The last few seasons have focused on the consequences of sex. In 7th Heaven, premarital sex is always a very bad idea that leads unwaveringly to getting pregnant or fearing unnamed STDs (but never ever going through with an abortion). Consider just one of this season’s story arcs, where Martin, a series regular who used to live with the Camdens, loses his virginity during a one-night stand with Simon’s friend Sandy while visiting her college. Sandy gets pregnant and decides to keep the baby despite having zero financial stability or the semblance of a relationship with Martin. In turn, Martin gives up his chance at becoming a pro baseball player and moves away to join Sandy and the baby, never to be heard from again.
At the same time, for all its conservative sexual mores, 7th Heaven is one of the most sexually frank shows on television. The parents, Annie and Eric, constantly reference their own sexual desire—their kids even know to let them “sleep in” on Saturday mornings and don’t seem at all grossed out by Mom and Dad’s sex life. 7th Heaven’s genius is how it works on two levels. Parents think their kids are getting good values from the show’s wholesome worldview. Plus, the show’s parade of hot topics gives parents a starting point for some uncomfortable discussions. On the other hand, 7th Heaven goes down easy—kids get a satisfying dose of melodrama and a brief visit to a world in which they can be guaranteed to feel cooler than every single character.

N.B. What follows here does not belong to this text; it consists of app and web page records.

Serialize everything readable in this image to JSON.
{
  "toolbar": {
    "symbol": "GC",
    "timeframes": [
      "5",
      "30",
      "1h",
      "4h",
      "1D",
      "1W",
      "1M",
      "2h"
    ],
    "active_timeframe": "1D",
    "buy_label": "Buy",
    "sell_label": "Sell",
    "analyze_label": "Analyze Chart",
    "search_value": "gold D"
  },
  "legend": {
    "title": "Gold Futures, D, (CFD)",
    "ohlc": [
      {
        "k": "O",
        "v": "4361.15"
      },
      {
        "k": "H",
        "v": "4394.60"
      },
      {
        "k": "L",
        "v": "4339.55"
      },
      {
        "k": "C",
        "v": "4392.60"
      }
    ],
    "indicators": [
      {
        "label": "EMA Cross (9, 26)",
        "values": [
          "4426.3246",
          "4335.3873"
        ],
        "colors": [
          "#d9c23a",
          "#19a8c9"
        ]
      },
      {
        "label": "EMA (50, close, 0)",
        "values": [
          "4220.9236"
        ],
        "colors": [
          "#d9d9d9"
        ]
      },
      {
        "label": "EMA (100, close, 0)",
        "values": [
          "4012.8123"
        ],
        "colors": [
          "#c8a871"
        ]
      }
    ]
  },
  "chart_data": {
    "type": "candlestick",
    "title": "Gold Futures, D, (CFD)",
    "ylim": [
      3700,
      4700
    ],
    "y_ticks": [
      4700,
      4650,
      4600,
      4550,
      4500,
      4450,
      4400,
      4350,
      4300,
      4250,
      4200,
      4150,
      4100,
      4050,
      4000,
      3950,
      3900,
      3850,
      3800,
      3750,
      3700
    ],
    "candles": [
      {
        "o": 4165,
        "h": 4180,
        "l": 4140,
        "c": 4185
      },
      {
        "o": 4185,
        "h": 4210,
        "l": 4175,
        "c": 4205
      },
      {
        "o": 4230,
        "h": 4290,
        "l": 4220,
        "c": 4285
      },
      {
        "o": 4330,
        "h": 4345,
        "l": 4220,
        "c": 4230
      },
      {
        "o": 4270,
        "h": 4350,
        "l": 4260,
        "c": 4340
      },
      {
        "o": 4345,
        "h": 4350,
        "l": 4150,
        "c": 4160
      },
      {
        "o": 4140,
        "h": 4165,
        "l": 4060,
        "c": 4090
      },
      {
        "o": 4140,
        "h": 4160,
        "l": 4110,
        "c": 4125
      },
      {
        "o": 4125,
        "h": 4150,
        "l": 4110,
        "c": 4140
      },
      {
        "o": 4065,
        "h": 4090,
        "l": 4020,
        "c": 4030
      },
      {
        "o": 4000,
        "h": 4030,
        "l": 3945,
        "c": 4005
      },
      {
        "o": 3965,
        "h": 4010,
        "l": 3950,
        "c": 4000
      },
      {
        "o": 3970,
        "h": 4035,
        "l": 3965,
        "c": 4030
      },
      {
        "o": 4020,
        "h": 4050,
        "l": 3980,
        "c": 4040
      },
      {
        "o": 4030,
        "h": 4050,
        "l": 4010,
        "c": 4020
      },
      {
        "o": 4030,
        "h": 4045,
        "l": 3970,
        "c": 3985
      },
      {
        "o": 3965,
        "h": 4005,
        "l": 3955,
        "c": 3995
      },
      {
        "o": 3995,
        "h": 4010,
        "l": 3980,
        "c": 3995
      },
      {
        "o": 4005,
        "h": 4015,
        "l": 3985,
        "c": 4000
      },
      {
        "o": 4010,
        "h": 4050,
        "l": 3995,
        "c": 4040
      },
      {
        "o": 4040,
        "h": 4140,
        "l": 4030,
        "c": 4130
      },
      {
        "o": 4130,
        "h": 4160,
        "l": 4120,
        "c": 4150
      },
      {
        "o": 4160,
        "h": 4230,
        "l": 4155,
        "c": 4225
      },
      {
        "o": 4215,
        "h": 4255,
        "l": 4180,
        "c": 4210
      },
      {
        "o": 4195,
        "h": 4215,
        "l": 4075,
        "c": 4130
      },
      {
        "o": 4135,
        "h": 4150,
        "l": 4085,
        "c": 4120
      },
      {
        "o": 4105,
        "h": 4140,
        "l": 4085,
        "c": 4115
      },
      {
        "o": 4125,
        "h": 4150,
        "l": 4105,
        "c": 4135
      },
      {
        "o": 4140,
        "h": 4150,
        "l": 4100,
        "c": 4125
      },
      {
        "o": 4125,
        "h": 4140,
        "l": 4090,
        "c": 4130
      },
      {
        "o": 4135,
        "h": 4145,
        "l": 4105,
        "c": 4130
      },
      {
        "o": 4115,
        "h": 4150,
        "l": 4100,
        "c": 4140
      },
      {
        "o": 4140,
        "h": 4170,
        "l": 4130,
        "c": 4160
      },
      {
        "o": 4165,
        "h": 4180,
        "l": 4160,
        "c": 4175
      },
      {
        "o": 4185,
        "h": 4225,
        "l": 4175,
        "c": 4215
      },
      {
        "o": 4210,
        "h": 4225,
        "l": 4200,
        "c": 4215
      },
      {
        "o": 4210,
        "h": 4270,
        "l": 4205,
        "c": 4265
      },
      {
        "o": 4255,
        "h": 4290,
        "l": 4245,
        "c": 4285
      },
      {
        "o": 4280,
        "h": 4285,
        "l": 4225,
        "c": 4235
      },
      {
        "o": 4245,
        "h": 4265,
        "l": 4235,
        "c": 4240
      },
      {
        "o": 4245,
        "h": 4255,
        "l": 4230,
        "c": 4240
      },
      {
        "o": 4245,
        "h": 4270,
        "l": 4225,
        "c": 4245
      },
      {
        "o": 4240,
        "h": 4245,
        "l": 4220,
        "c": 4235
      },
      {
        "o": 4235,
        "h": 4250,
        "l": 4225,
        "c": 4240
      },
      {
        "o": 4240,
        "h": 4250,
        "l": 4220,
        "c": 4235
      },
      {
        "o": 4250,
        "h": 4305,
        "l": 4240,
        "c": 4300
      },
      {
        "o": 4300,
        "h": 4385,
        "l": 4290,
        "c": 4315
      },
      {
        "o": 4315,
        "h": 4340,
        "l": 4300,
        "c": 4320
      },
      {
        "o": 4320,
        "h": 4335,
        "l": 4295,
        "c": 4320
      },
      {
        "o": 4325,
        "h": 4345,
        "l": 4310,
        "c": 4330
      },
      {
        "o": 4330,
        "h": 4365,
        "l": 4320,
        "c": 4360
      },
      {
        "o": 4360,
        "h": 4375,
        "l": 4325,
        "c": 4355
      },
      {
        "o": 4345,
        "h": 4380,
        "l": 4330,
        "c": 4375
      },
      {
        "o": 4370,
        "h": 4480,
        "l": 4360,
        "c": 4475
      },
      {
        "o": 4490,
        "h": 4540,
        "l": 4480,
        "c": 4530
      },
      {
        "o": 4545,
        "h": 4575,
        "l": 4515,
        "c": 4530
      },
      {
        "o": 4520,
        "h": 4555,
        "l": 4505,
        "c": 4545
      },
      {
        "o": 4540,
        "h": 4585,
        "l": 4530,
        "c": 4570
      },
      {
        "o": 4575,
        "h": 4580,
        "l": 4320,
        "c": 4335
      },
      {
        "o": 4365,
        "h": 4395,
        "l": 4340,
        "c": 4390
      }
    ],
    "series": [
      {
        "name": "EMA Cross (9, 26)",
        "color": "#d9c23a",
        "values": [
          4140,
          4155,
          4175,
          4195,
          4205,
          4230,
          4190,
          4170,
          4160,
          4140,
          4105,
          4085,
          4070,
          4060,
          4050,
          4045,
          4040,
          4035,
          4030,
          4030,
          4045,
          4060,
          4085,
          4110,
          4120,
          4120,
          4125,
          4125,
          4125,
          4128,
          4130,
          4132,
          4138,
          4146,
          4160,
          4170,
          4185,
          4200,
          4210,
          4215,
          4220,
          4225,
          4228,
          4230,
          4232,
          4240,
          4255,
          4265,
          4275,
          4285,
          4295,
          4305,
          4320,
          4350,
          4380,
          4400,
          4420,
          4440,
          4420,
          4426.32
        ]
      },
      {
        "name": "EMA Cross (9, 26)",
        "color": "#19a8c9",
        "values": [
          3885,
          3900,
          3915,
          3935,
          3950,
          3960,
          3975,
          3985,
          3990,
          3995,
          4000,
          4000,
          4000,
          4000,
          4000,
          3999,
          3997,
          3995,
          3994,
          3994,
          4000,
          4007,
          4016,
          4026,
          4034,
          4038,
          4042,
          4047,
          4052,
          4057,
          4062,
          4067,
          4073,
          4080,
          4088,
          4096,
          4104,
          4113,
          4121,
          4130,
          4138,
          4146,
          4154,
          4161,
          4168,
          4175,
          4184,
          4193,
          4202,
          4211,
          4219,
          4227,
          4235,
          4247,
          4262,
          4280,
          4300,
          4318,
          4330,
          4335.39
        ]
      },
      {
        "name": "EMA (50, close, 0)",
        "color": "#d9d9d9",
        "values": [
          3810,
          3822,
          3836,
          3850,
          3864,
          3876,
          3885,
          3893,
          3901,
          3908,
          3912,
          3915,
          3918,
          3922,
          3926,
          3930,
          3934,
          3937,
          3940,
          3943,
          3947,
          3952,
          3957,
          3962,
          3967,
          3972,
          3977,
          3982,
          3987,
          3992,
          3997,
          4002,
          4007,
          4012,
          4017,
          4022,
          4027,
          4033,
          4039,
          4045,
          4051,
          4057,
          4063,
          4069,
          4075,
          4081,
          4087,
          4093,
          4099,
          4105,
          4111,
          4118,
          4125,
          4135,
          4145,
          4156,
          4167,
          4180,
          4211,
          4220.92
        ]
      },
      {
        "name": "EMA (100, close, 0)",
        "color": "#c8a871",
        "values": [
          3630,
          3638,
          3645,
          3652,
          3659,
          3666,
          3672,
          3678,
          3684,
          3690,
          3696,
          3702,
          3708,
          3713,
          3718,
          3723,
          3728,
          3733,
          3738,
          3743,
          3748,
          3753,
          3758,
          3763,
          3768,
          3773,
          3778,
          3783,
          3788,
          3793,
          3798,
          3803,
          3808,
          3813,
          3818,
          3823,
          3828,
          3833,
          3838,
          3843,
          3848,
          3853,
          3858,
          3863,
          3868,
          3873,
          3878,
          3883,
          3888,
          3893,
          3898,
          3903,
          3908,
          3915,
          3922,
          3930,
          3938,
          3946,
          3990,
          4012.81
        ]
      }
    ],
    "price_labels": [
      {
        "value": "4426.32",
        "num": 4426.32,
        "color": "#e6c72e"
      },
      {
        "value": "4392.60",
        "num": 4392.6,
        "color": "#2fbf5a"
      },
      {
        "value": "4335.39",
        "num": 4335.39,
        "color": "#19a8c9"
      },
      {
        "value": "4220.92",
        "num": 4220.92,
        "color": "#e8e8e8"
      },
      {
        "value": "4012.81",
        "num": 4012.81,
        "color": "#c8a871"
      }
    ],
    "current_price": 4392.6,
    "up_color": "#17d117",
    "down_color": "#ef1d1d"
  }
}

The Camdens exist in a televised vacuum where Wayne Newton is an A-list star, where they just got computers and cell phones a few episodes ago, and Paris Hilton does not exist. Who doesn’t want to fantasize about living in that world for at least an hour each week? What the show may lack in grit or reality, it makes up for in its underlying message of being open-minded, telling the truth, and helping one another. Being a Camden actually seems kind of fun. Home is the one place you can go when the world won’t treat you right, and it’s also where the good gossip is. And if rumors are to be believed, the cast has been approached recently for one more season on the new CW network. Here’s to hoping that the Camdens will be coming home once again.